• **Entries provided**:
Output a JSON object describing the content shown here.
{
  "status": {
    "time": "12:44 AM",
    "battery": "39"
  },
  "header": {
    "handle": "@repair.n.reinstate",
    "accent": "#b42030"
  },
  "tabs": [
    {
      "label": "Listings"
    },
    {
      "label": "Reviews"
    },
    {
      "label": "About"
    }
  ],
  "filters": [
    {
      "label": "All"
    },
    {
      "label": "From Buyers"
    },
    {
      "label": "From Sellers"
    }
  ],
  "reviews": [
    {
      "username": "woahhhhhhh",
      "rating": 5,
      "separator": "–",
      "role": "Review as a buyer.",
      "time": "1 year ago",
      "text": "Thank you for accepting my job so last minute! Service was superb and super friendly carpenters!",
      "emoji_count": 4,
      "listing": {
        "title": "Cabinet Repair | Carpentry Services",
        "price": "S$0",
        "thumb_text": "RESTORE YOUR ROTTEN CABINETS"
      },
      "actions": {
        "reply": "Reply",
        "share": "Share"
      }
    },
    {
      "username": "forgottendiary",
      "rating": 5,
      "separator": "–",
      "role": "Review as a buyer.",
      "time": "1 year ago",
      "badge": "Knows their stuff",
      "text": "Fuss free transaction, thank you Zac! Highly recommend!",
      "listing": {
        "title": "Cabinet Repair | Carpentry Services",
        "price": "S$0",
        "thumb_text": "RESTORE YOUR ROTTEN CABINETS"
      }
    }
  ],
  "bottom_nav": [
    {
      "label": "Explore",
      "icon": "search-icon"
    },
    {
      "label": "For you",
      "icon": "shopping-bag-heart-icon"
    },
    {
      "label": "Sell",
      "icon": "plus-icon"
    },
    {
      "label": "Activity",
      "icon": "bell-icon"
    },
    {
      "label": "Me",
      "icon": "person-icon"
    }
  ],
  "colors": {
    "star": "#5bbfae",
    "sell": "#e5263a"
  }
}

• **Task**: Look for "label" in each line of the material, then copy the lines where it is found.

• **Answer box**:
      "label": "Listings"
      "label": "Reviews"
      "label": "About"
      "label": "All"
      "label": "From Buyers"
      "label": "From Sellers"
      "label": "Explore",
      "label": "For you",
      "label": "Sell",
      "label": "Activity",
      "label": "Me",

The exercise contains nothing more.